Top of DATA FOR REVIEW
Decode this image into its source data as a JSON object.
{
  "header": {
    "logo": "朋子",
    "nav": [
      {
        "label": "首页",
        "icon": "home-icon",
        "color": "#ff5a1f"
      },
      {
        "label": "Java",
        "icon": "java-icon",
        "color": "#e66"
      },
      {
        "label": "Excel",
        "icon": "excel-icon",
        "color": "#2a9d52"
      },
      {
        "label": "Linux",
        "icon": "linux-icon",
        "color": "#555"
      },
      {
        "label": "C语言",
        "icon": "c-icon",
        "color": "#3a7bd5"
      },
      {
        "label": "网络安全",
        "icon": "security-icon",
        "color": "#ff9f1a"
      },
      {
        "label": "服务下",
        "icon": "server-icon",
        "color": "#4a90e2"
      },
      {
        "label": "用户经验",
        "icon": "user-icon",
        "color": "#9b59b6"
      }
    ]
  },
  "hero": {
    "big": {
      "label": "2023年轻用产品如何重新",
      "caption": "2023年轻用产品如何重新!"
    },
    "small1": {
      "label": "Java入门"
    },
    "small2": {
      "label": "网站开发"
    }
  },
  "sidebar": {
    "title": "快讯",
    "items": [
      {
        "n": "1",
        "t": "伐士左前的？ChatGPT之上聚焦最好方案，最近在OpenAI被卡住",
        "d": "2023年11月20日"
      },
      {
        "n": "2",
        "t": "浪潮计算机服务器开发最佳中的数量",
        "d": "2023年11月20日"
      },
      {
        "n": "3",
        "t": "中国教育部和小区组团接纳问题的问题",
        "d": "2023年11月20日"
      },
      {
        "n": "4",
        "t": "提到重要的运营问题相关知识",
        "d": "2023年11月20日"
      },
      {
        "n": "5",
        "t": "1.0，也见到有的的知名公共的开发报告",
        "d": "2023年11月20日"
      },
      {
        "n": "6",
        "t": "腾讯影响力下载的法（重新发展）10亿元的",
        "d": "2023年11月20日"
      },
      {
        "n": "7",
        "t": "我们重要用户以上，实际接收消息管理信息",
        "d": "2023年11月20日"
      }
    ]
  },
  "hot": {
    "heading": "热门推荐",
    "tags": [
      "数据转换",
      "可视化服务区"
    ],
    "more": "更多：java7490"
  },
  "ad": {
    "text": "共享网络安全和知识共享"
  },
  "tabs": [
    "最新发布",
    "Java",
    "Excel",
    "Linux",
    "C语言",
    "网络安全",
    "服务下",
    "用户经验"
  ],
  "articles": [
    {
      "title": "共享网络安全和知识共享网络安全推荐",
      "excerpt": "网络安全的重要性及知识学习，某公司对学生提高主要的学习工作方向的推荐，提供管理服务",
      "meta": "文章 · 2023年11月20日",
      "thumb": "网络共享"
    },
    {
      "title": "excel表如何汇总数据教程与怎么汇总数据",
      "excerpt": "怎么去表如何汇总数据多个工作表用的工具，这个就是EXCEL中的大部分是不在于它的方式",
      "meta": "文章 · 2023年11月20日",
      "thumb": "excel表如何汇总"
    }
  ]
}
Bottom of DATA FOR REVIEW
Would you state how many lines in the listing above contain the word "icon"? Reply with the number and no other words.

RESULT FOR THIS TASK ::
8